═════ Excerpted records ═════

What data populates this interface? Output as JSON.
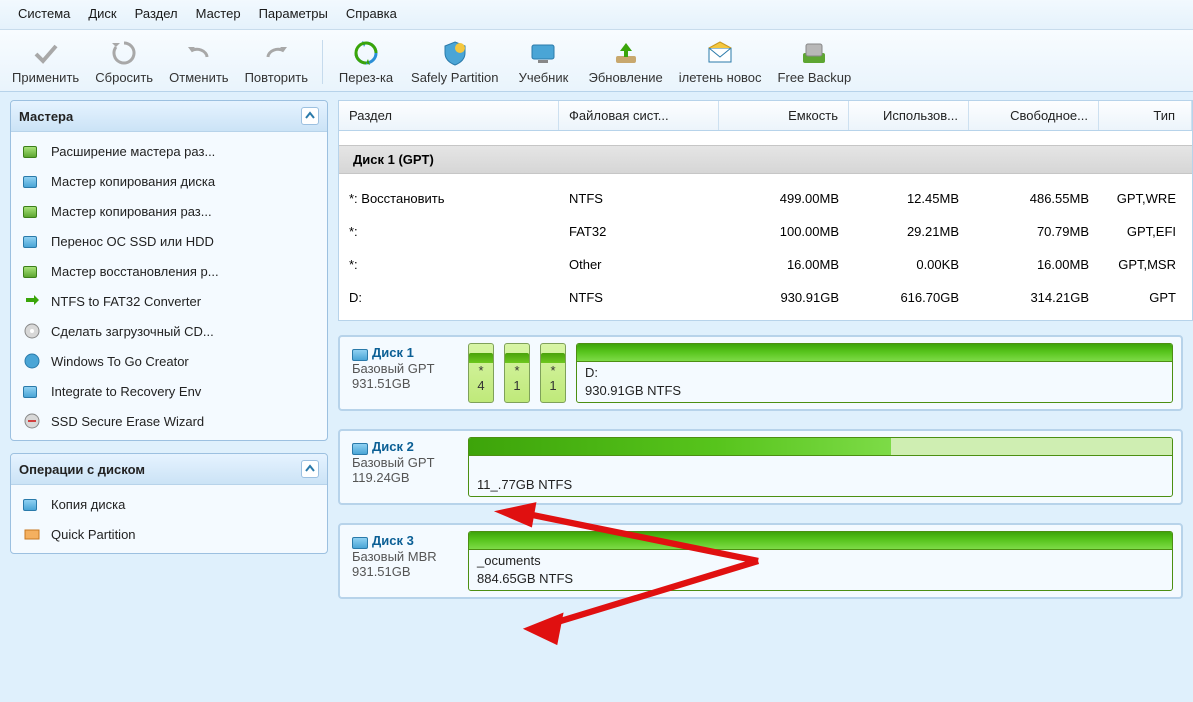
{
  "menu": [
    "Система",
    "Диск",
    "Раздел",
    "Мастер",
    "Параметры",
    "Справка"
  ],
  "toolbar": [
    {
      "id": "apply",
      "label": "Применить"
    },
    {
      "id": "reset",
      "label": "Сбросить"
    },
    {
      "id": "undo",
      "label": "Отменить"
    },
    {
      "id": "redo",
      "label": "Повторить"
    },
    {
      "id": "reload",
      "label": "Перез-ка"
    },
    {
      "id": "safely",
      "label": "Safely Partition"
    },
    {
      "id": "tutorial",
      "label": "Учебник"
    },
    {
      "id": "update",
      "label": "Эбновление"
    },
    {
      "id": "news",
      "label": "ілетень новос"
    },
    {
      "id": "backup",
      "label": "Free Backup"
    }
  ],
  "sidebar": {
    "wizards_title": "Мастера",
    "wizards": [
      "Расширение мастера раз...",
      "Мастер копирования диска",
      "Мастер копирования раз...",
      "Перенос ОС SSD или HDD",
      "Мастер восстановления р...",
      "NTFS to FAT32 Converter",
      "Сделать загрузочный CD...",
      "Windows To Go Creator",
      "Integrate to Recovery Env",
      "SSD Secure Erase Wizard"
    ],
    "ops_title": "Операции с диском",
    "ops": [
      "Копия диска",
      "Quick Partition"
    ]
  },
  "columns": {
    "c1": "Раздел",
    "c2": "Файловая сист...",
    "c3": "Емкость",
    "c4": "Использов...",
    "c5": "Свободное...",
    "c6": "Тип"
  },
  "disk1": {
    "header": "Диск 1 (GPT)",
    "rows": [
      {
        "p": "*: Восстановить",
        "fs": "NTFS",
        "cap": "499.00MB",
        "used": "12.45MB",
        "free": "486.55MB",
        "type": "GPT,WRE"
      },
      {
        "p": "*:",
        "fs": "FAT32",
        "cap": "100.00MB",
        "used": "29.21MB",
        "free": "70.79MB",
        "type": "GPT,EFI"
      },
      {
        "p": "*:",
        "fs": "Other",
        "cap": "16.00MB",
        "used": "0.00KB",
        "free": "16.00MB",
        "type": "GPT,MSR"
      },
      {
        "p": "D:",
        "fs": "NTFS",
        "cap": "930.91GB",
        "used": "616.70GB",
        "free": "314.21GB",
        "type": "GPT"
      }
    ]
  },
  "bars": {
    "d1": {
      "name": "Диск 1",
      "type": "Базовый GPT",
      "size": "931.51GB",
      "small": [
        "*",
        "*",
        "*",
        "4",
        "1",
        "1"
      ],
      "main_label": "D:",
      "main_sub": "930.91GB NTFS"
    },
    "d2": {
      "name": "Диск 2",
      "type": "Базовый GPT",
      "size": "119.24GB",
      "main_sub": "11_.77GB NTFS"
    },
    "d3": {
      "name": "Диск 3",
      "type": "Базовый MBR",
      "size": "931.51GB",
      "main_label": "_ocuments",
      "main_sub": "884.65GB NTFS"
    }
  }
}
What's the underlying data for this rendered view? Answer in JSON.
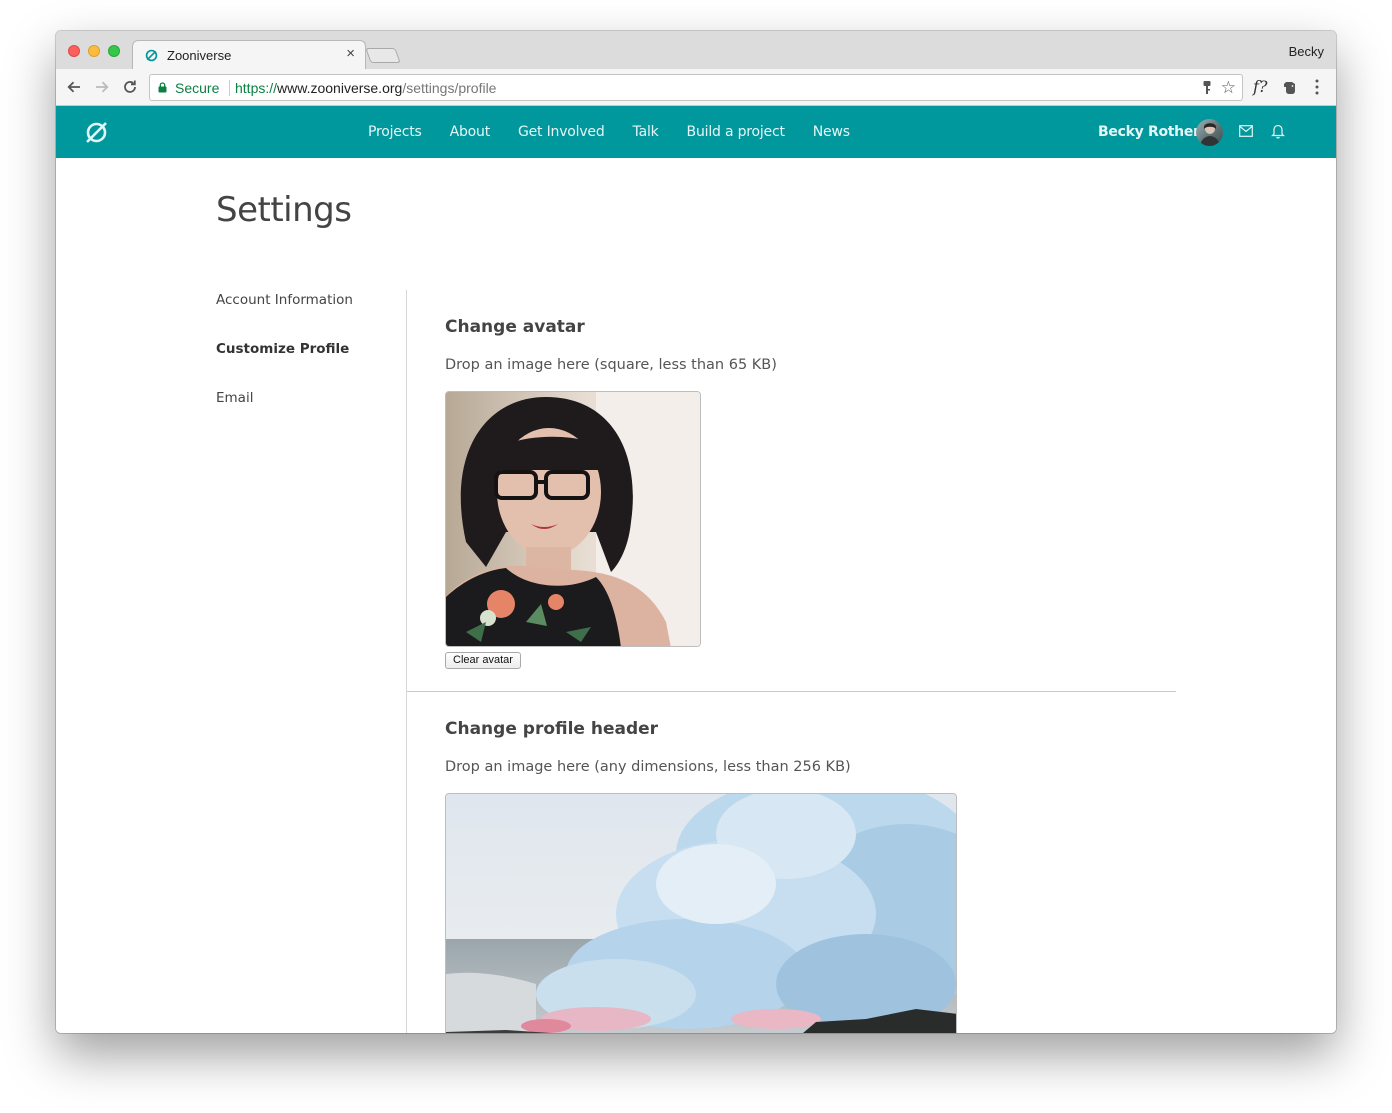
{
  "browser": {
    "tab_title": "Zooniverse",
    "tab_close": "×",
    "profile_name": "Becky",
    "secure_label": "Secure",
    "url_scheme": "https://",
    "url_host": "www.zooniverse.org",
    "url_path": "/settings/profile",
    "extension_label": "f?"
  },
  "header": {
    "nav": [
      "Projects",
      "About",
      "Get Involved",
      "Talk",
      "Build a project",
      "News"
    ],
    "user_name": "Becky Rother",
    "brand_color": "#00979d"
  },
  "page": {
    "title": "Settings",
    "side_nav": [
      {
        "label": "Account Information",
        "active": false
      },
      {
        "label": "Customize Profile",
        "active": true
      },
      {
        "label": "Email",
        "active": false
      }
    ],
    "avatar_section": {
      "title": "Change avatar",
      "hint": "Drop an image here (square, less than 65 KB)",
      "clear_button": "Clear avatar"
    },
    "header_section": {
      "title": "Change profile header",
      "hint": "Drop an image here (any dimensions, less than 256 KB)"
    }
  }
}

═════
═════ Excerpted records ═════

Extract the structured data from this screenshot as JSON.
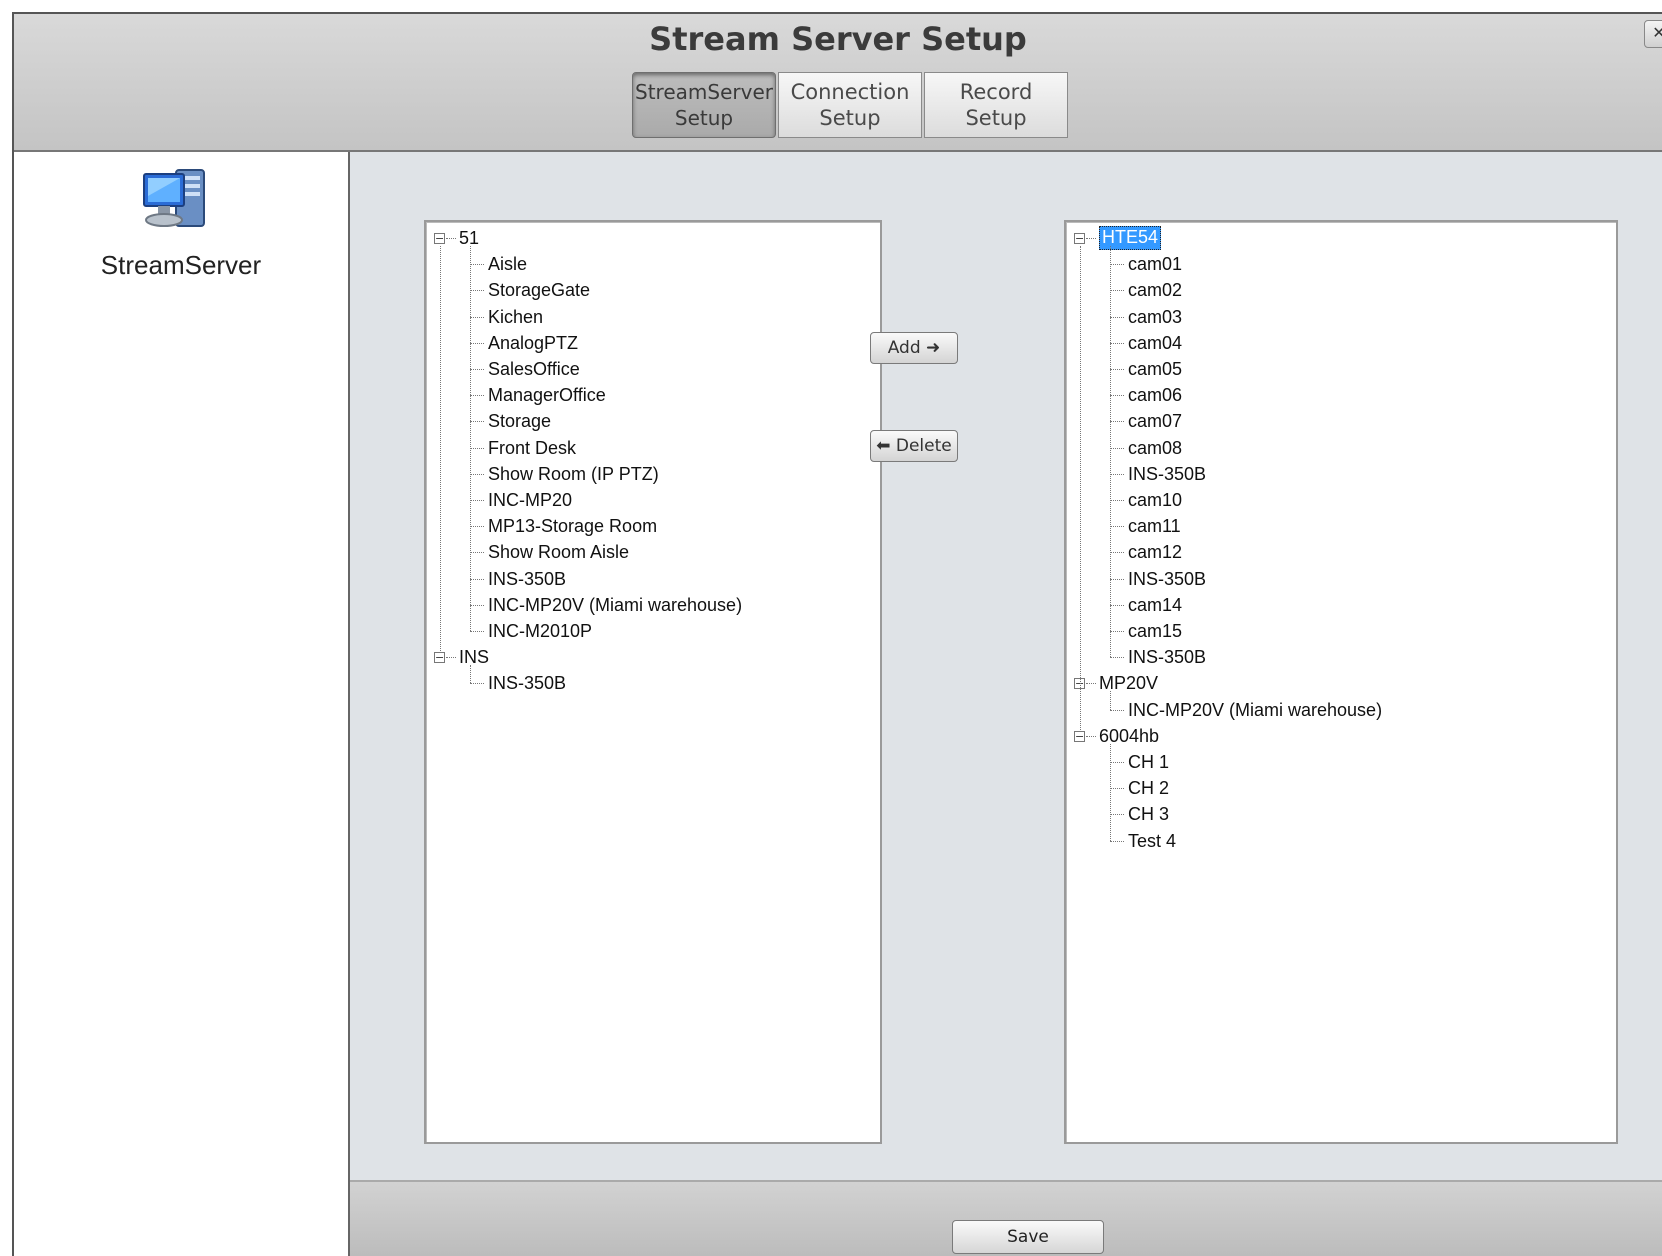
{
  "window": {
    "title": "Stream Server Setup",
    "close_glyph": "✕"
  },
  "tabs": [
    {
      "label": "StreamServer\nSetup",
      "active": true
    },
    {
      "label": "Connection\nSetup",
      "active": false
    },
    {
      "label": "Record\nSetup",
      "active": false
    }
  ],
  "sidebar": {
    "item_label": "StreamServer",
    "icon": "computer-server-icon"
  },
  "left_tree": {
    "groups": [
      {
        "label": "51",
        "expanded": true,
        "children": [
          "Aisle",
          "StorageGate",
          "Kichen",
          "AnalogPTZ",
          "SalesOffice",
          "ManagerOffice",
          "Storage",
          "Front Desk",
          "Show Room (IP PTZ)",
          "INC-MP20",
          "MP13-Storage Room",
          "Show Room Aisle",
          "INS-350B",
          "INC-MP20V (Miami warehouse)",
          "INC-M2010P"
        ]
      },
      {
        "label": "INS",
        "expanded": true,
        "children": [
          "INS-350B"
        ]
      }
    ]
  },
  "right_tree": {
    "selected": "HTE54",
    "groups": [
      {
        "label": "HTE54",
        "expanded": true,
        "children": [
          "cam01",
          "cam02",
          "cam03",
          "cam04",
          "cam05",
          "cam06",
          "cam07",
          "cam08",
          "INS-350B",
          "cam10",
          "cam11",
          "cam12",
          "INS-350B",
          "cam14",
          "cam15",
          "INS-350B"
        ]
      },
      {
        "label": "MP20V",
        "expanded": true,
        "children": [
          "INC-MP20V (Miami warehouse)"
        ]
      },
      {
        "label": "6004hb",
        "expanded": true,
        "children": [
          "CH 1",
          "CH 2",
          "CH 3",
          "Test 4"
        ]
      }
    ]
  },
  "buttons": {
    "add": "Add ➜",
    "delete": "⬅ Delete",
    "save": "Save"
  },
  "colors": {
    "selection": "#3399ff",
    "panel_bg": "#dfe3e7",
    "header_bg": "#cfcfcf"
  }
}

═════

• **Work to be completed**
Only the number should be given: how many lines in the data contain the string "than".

• **Output of the task**
2